ABOUT THIS EXERCISE
Return every entry below without altering a word.

(Records from a dataset)
_ _ _ _ _ _ _
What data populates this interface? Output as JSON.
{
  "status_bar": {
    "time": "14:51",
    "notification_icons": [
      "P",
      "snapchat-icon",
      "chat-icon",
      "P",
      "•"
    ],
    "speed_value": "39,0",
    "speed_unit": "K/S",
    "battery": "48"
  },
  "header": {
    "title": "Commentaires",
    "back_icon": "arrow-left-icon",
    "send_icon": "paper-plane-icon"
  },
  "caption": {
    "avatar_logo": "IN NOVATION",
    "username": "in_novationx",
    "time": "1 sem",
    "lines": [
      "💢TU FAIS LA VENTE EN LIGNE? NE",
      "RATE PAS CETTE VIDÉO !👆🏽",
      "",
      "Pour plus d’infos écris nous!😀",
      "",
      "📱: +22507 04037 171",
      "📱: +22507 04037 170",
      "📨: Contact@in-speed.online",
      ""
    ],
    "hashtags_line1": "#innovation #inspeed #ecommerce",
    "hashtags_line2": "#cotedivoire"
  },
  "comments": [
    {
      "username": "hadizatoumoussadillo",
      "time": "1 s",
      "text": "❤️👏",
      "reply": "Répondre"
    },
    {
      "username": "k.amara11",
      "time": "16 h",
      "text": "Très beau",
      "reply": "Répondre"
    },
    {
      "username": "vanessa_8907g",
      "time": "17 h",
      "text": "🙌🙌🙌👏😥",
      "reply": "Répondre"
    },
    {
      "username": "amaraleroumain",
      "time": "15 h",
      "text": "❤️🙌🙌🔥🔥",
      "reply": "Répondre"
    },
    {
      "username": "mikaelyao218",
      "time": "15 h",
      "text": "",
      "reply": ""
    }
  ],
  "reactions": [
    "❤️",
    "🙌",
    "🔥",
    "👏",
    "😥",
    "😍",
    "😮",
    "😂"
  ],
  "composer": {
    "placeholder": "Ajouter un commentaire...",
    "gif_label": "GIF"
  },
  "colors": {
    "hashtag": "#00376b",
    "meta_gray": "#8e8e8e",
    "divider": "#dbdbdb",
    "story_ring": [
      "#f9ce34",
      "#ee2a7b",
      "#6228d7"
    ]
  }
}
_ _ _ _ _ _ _
RESPONSE AREA
What data populates this interface? Output as JSON.
{
  "status_bar": {
    "time": "14:51",
    "notification_icons": [
      "P",
      "snapchat-icon",
      "chat-icon",
      "P",
      "•"
    ],
    "speed_value": "39,0",
    "speed_unit": "K/S",
    "battery": "48"
  },
  "header": {
    "title": "Commentaires",
    "back_icon": "arrow-left-icon",
    "send_icon": "paper-plane-icon"
  },
  "caption": {
    "avatar_logo": "IN NOVATION",
    "username": "in_novationx",
    "time": "1 sem",
    "lines": [
      "💢TU FAIS LA VENTE EN LIGNE? NE",
      "RATE PAS CETTE VIDÉO !👆🏽",
      "",
      "Pour plus d’infos écris nous!😀",
      "",
      "📱: +22507 04037 171",
      "📱: +22507 04037 170",
      "📨: Contact@in-speed.online",
      ""
    ],
    "hashtags_line1": "#innovation #inspeed #ecommerce",
    "hashtags_line2": "#cotedivoire"
  },
  "comments": [
    {
      "username": "hadizatoumoussadillo",
      "time": "1 s",
      "text": "❤️👏",
      "reply": "Répondre"
    },
    {
      "username": "k.amara11",
      "time": "16 h",
      "text": "Très beau",
      "reply": "Répondre"
    },
    {
      "username": "vanessa_8907g",
      "time": "17 h",
      "text": "🙌🙌🙌👏😥",
      "reply": "Répondre"
    },
    {
      "username": "amaraleroumain",
      "time": "15 h",
      "text": "❤️🙌🙌🔥🔥",
      "reply": "Répondre"
    },
    {
      "username": "mikaelyao218",
      "time": "15 h",
      "text": "",
      "reply": ""
    }
  ],
  "reactions": [
    "❤️",
    "🙌",
    "🔥",
    "👏",
    "😥",
    "😍",
    "😮",
    "😂"
  ],
  "composer": {
    "placeholder": "Ajouter un commentaire...",
    "gif_label": "GIF"
  },
  "colors": {
    "hashtag": "#00376b",
    "meta_gray": "#8e8e8e",
    "divider": "#dbdbdb",
    "story_ring": [
      "#f9ce34",
      "#ee2a7b",
      "#6228d7"
    ]
  }
}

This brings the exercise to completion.